From extending lifespan to bolstering the immune system, the drug’s effects are only just beginning to be understood.
Welcome to the Microbiome, The Paradox of Evolution, Newton's Apple, and Dawn of the Neuron.
December 1, 2015|
Rob DeSalle and Susan L. Perkins
Yale University Press, November 2015
Microbiome research has been on a meteoric rise for several years. And with a steadily improving understanding of the complex web of microbial interactions occurring around and inside us comes an appreciation of humanity’s place in a world run by microscopic organisms. Welcome to the Microbiome, written by entomologist Rob DeSalle and microbial genomicist Susan Perkins, serves as a field guide to this world and cultivates the emerging perspective that humans are merely a minuscule population in a world that is largely microbial.
From the shared evolutionary history of microbes and humans to the modern impact of microbiomes on science and medicine, DeSalle and Perkins bore into the subject from the bottom up. “Our understanding of the unique events of divergence through common ancestry has molded the techniques and strategies we use today in modern medicine and microbiology,” they write in the book’s preface. “That is, knowing that we have common ancestry with the very organisms that often make us sick has led to new approaches to how we interact with various environments and keep ourselves healthy.”
Prometheus Books, December 2015
The complex modes and mechanisms of reproduction that living things have evolved are not the results of natural selection. This potentially incendiary statement forms the hot nucleus of The Paradox of Evolution, the latest book from Stephen Rothman, emeritus professor of physiology at the University of California, San Francisco. Rothman argues that natural selection functions only to enhance the survival of an existing individual; it has nothing to do with reproduction, which concerns the continuance of life, not the continued survival of an individual.

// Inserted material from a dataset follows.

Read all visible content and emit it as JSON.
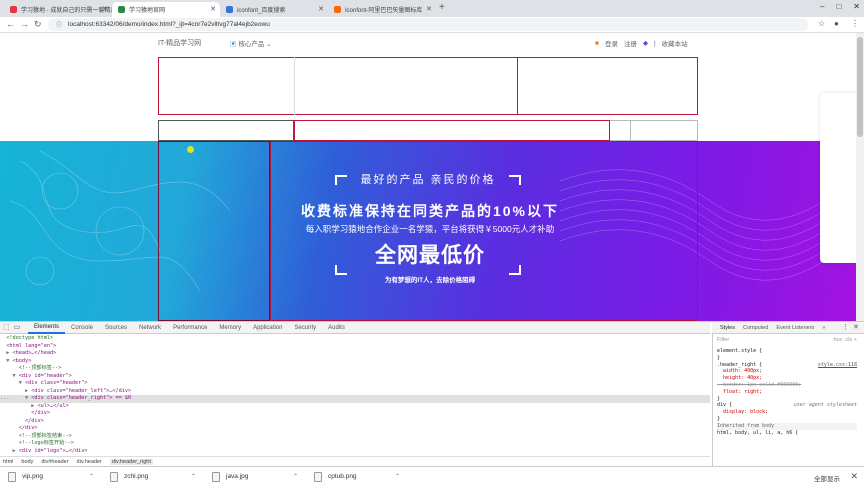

Far from being a nonscientific refutation of Darwin’s theory of evolution, The Paradox is a nuanced and detailed rejection of the portion that says natural selection must give rise to reproductive features just as it does to the somatic features of organisms such as elongated necks or flattened heads. “But however complex, varied, and well developed our somatic adaptations have become, they are merely the handmaidens of reproduction,” Rothman writes. “As explained, survival is necessary for evolution, but it is not sufficient. What it does is make reproduction and hence life’s continuation possible. . . . If natural selection were responsible for the enormous variety and complexity of the mechanisms of reproduction that subsequently evolved, it had to have improved the circumstances of those engaged in the process, ergo the parents.”
Edited by Ronald L. Numbers and Kostas Kampourakis
Harvard University Press, November 2015
Scientific progress sometimes dispels mythologies. But science has also spawned its own mythology, and many of those myths persist today. Newton’s Apple seeks to expose lingering misconceptions about the precursors of modern science, about how science is conducted, and about leading researchers who pushed their fields forward. Doing so is crucial, according to the book’s editors, science historian Ronald Numbers and biologist Kostas Kampourakis. “One should care,” they write, “because historical myths about science hinder science literacy and advance a distorted portrayal of how science has been—and is—done.”
The falling apple that supposedly inspired Isaac Newton is the subject of but one of 27 chapters, each tackling a separate scientific myth, written by a cavalcade of 26 science historians and scientists in addition to the authors. One of the more interesting takedowns appears in a later chapter and involves the fallacy that there is such a thing as “the scientific method” in modern science. “To squeeze a diverse set of practices that span cultural anthropology, paleobotany, and theoretical physics into a handful of steps is an inevitable distortion and, to be blunt, displays a serious poverty of imagination,” writes Oregon State University science historian Daniel Thurs. “Scratch the surface of the scientific method and the messiness spills out.” How do you like them apples?
McGill-Queen’s University Press, October 2015
The study of coelenterates—a group that includes jellyfish, comb jellies, anemones, and hydra—doesn’t typically make for riveting pop-sci reading. But in the hands of University of Montreal honorary biology professor Michel Anctil, the unassuming creatures take center stage as the birthplace of modern science’s appreciation of neurobiology. In Dawn of the Neuron, Anctil describes how early neuroscientists, armed with the dual insights of cell theory and evolutionary theory, used coelenterates and sponges to show that the building blocks of neural systems existed in the evolutionary ancestors of more complex organisms.
Anctil gives personality to animals once thought not that different from plants and brings back to life the labors of researchers who looked to those simple organisms to make groundbreaking discoveries, the reverberations of which are still felt today.